Except for the images, repeat the entries below word for word.
BEGIN
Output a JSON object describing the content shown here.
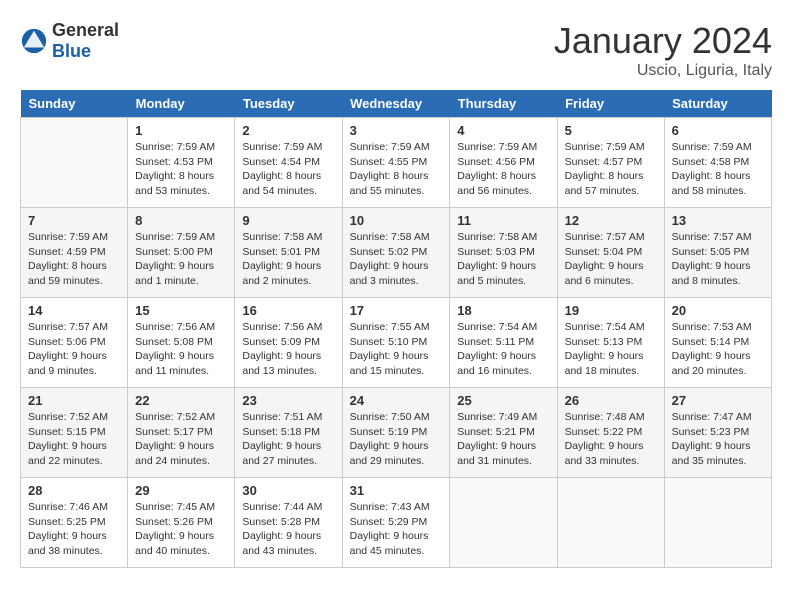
{
  "header": {
    "logo_general": "General",
    "logo_blue": "Blue",
    "title": "January 2024",
    "subtitle": "Uscio, Liguria, Italy"
  },
  "days_of_week": [
    "Sunday",
    "Monday",
    "Tuesday",
    "Wednesday",
    "Thursday",
    "Friday",
    "Saturday"
  ],
  "weeks": [
    [
      {
        "day": "",
        "sunrise": "",
        "sunset": "",
        "daylight": ""
      },
      {
        "day": "1",
        "sunrise": "Sunrise: 7:59 AM",
        "sunset": "Sunset: 4:53 PM",
        "daylight": "Daylight: 8 hours and 53 minutes."
      },
      {
        "day": "2",
        "sunrise": "Sunrise: 7:59 AM",
        "sunset": "Sunset: 4:54 PM",
        "daylight": "Daylight: 8 hours and 54 minutes."
      },
      {
        "day": "3",
        "sunrise": "Sunrise: 7:59 AM",
        "sunset": "Sunset: 4:55 PM",
        "daylight": "Daylight: 8 hours and 55 minutes."
      },
      {
        "day": "4",
        "sunrise": "Sunrise: 7:59 AM",
        "sunset": "Sunset: 4:56 PM",
        "daylight": "Daylight: 8 hours and 56 minutes."
      },
      {
        "day": "5",
        "sunrise": "Sunrise: 7:59 AM",
        "sunset": "Sunset: 4:57 PM",
        "daylight": "Daylight: 8 hours and 57 minutes."
      },
      {
        "day": "6",
        "sunrise": "Sunrise: 7:59 AM",
        "sunset": "Sunset: 4:58 PM",
        "daylight": "Daylight: 8 hours and 58 minutes."
      }
    ],
    [
      {
        "day": "7",
        "sunrise": "Sunrise: 7:59 AM",
        "sunset": "Sunset: 4:59 PM",
        "daylight": "Daylight: 8 hours and 59 minutes."
      },
      {
        "day": "8",
        "sunrise": "Sunrise: 7:59 AM",
        "sunset": "Sunset: 5:00 PM",
        "daylight": "Daylight: 9 hours and 1 minute."
      },
      {
        "day": "9",
        "sunrise": "Sunrise: 7:58 AM",
        "sunset": "Sunset: 5:01 PM",
        "daylight": "Daylight: 9 hours and 2 minutes."
      },
      {
        "day": "10",
        "sunrise": "Sunrise: 7:58 AM",
        "sunset": "Sunset: 5:02 PM",
        "daylight": "Daylight: 9 hours and 3 minutes."
      },
      {
        "day": "11",
        "sunrise": "Sunrise: 7:58 AM",
        "sunset": "Sunset: 5:03 PM",
        "daylight": "Daylight: 9 hours and 5 minutes."
      },
      {
        "day": "12",
        "sunrise": "Sunrise: 7:57 AM",
        "sunset": "Sunset: 5:04 PM",
        "daylight": "Daylight: 9 hours and 6 minutes."
      },
      {
        "day": "13",
        "sunrise": "Sunrise: 7:57 AM",
        "sunset": "Sunset: 5:05 PM",
        "daylight": "Daylight: 9 hours and 8 minutes."
      }
    ],
    [
      {
        "day": "14",
        "sunrise": "Sunrise: 7:57 AM",
        "sunset": "Sunset: 5:06 PM",
        "daylight": "Daylight: 9 hours and 9 minutes."
      },
      {
        "day": "15",
        "sunrise": "Sunrise: 7:56 AM",
        "sunset": "Sunset: 5:08 PM",
        "daylight": "Daylight: 9 hours and 11 minutes."
      },
      {
        "day": "16",
        "sunrise": "Sunrise: 7:56 AM",
        "sunset": "Sunset: 5:09 PM",
        "daylight": "Daylight: 9 hours and 13 minutes."
      },
      {
        "day": "17",
        "sunrise": "Sunrise: 7:55 AM",
        "sunset": "Sunset: 5:10 PM",
        "daylight": "Daylight: 9 hours and 15 minutes."
      },
      {
        "day": "18",
        "sunrise": "Sunrise: 7:54 AM",
        "sunset": "Sunset: 5:11 PM",
        "daylight": "Daylight: 9 hours and 16 minutes."
      },
      {
        "day": "19",
        "sunrise": "Sunrise: 7:54 AM",
        "sunset": "Sunset: 5:13 PM",
        "daylight": "Daylight: 9 hours and 18 minutes."
      },
      {
        "day": "20",
        "sunrise": "Sunrise: 7:53 AM",
        "sunset": "Sunset: 5:14 PM",
        "daylight": "Daylight: 9 hours and 20 minutes."
      }
    ],
    [
      {
        "day": "21",
        "sunrise": "Sunrise: 7:52 AM",
        "sunset": "Sunset: 5:15 PM",
        "daylight": "Daylight: 9 hours and 22 minutes."
      },
      {
        "day": "22",
        "sunrise": "Sunrise: 7:52 AM",
        "sunset": "Sunset: 5:17 PM",
        "daylight": "Daylight: 9 hours and 24 minutes."
      },
      {
        "day": "23",
        "sunrise": "Sunrise: 7:51 AM",
        "sunset": "Sunset: 5:18 PM",
        "daylight": "Daylight: 9 hours and 27 minutes."
      },
      {
        "day": "24",
        "sunrise": "Sunrise: 7:50 AM",
        "sunset": "Sunset: 5:19 PM",
        "daylight": "Daylight: 9 hours and 29 minutes."
      },
      {
        "day": "25",
        "sunrise": "Sunrise: 7:49 AM",
        "sunset": "Sunset: 5:21 PM",
        "daylight": "Daylight: 9 hours and 31 minutes."
      },
      {
        "day": "26",
        "sunrise": "Sunrise: 7:48 AM",
        "sunset": "Sunset: 5:22 PM",
        "daylight": "Daylight: 9 hours and 33 minutes."
      },
      {
        "day": "27",
        "sunrise": "Sunrise: 7:47 AM",
        "sunset": "Sunset: 5:23 PM",
        "daylight": "Daylight: 9 hours and 35 minutes."
      }
    ],
    [
      {
        "day": "28",
        "sunrise": "Sunrise: 7:46 AM",
        "sunset": "Sunset: 5:25 PM",
        "daylight": "Daylight: 9 hours and 38 minutes."
      },
      {
        "day": "29",
        "sunrise": "Sunrise: 7:45 AM",
        "sunset": "Sunset: 5:26 PM",
        "daylight": "Daylight: 9 hours and 40 minutes."
      },
      {
        "day": "30",
        "sunrise": "Sunrise: 7:44 AM",
        "sunset": "Sunset: 5:28 PM",
        "daylight": "Daylight: 9 hours and 43 minutes."
      },
      {
        "day": "31",
        "sunrise": "Sunrise: 7:43 AM",
        "sunset": "Sunset: 5:29 PM",
        "daylight": "Daylight: 9 hours and 45 minutes."
      },
      {
        "day": "",
        "sunrise": "",
        "sunset": "",
        "daylight": ""
      },
      {
        "day": "",
        "sunrise": "",
        "sunset": "",
        "daylight": ""
      },
      {
        "day": "",
        "sunrise": "",
        "sunset": "",
        "daylight": ""
      }
    ]
  ]
}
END
Answer to this task:
Output a JSON object describing the content shown here.
{
  "header": {
    "logo_general": "General",
    "logo_blue": "Blue",
    "title": "January 2024",
    "subtitle": "Uscio, Liguria, Italy"
  },
  "days_of_week": [
    "Sunday",
    "Monday",
    "Tuesday",
    "Wednesday",
    "Thursday",
    "Friday",
    "Saturday"
  ],
  "weeks": [
    [
      {
        "day": "",
        "sunrise": "",
        "sunset": "",
        "daylight": ""
      },
      {
        "day": "1",
        "sunrise": "Sunrise: 7:59 AM",
        "sunset": "Sunset: 4:53 PM",
        "daylight": "Daylight: 8 hours and 53 minutes."
      },
      {
        "day": "2",
        "sunrise": "Sunrise: 7:59 AM",
        "sunset": "Sunset: 4:54 PM",
        "daylight": "Daylight: 8 hours and 54 minutes."
      },
      {
        "day": "3",
        "sunrise": "Sunrise: 7:59 AM",
        "sunset": "Sunset: 4:55 PM",
        "daylight": "Daylight: 8 hours and 55 minutes."
      },
      {
        "day": "4",
        "sunrise": "Sunrise: 7:59 AM",
        "sunset": "Sunset: 4:56 PM",
        "daylight": "Daylight: 8 hours and 56 minutes."
      },
      {
        "day": "5",
        "sunrise": "Sunrise: 7:59 AM",
        "sunset": "Sunset: 4:57 PM",
        "daylight": "Daylight: 8 hours and 57 minutes."
      },
      {
        "day": "6",
        "sunrise": "Sunrise: 7:59 AM",
        "sunset": "Sunset: 4:58 PM",
        "daylight": "Daylight: 8 hours and 58 minutes."
      }
    ],
    [
      {
        "day": "7",
        "sunrise": "Sunrise: 7:59 AM",
        "sunset": "Sunset: 4:59 PM",
        "daylight": "Daylight: 8 hours and 59 minutes."
      },
      {
        "day": "8",
        "sunrise": "Sunrise: 7:59 AM",
        "sunset": "Sunset: 5:00 PM",
        "daylight": "Daylight: 9 hours and 1 minute."
      },
      {
        "day": "9",
        "sunrise": "Sunrise: 7:58 AM",
        "sunset": "Sunset: 5:01 PM",
        "daylight": "Daylight: 9 hours and 2 minutes."
      },
      {
        "day": "10",
        "sunrise": "Sunrise: 7:58 AM",
        "sunset": "Sunset: 5:02 PM",
        "daylight": "Daylight: 9 hours and 3 minutes."
      },
      {
        "day": "11",
        "sunrise": "Sunrise: 7:58 AM",
        "sunset": "Sunset: 5:03 PM",
        "daylight": "Daylight: 9 hours and 5 minutes."
      },
      {
        "day": "12",
        "sunrise": "Sunrise: 7:57 AM",
        "sunset": "Sunset: 5:04 PM",
        "daylight": "Daylight: 9 hours and 6 minutes."
      },
      {
        "day": "13",
        "sunrise": "Sunrise: 7:57 AM",
        "sunset": "Sunset: 5:05 PM",
        "daylight": "Daylight: 9 hours and 8 minutes."
      }
    ],
    [
      {
        "day": "14",
        "sunrise": "Sunrise: 7:57 AM",
        "sunset": "Sunset: 5:06 PM",
        "daylight": "Daylight: 9 hours and 9 minutes."
      },
      {
        "day": "15",
        "sunrise": "Sunrise: 7:56 AM",
        "sunset": "Sunset: 5:08 PM",
        "daylight": "Daylight: 9 hours and 11 minutes."
      },
      {
        "day": "16",
        "sunrise": "Sunrise: 7:56 AM",
        "sunset": "Sunset: 5:09 PM",
        "daylight": "Daylight: 9 hours and 13 minutes."
      },
      {
        "day": "17",
        "sunrise": "Sunrise: 7:55 AM",
        "sunset": "Sunset: 5:10 PM",
        "daylight": "Daylight: 9 hours and 15 minutes."
      },
      {
        "day": "18",
        "sunrise": "Sunrise: 7:54 AM",
        "sunset": "Sunset: 5:11 PM",
        "daylight": "Daylight: 9 hours and 16 minutes."
      },
      {
        "day": "19",
        "sunrise": "Sunrise: 7:54 AM",
        "sunset": "Sunset: 5:13 PM",
        "daylight": "Daylight: 9 hours and 18 minutes."
      },
      {
        "day": "20",
        "sunrise": "Sunrise: 7:53 AM",
        "sunset": "Sunset: 5:14 PM",
        "daylight": "Daylight: 9 hours and 20 minutes."
      }
    ],
    [
      {
        "day": "21",
        "sunrise": "Sunrise: 7:52 AM",
        "sunset": "Sunset: 5:15 PM",
        "daylight": "Daylight: 9 hours and 22 minutes."
      },
      {
        "day": "22",
        "sunrise": "Sunrise: 7:52 AM",
        "sunset": "Sunset: 5:17 PM",
        "daylight": "Daylight: 9 hours and 24 minutes."
      },
      {
        "day": "23",
        "sunrise": "Sunrise: 7:51 AM",
        "sunset": "Sunset: 5:18 PM",
        "daylight": "Daylight: 9 hours and 27 minutes."
      },
      {
        "day": "24",
        "sunrise": "Sunrise: 7:50 AM",
        "sunset": "Sunset: 5:19 PM",
        "daylight": "Daylight: 9 hours and 29 minutes."
      },
      {
        "day": "25",
        "sunrise": "Sunrise: 7:49 AM",
        "sunset": "Sunset: 5:21 PM",
        "daylight": "Daylight: 9 hours and 31 minutes."
      },
      {
        "day": "26",
        "sunrise": "Sunrise: 7:48 AM",
        "sunset": "Sunset: 5:22 PM",
        "daylight": "Daylight: 9 hours and 33 minutes."
      },
      {
        "day": "27",
        "sunrise": "Sunrise: 7:47 AM",
        "sunset": "Sunset: 5:23 PM",
        "daylight": "Daylight: 9 hours and 35 minutes."
      }
    ],
    [
      {
        "day": "28",
        "sunrise": "Sunrise: 7:46 AM",
        "sunset": "Sunset: 5:25 PM",
        "daylight": "Daylight: 9 hours and 38 minutes."
      },
      {
        "day": "29",
        "sunrise": "Sunrise: 7:45 AM",
        "sunset": "Sunset: 5:26 PM",
        "daylight": "Daylight: 9 hours and 40 minutes."
      },
      {
        "day": "30",
        "sunrise": "Sunrise: 7:44 AM",
        "sunset": "Sunset: 5:28 PM",
        "daylight": "Daylight: 9 hours and 43 minutes."
      },
      {
        "day": "31",
        "sunrise": "Sunrise: 7:43 AM",
        "sunset": "Sunset: 5:29 PM",
        "daylight": "Daylight: 9 hours and 45 minutes."
      },
      {
        "day": "",
        "sunrise": "",
        "sunset": "",
        "daylight": ""
      },
      {
        "day": "",
        "sunrise": "",
        "sunset": "",
        "daylight": ""
      },
      {
        "day": "",
        "sunrise": "",
        "sunset": "",
        "daylight": ""
      }
    ]
  ]
}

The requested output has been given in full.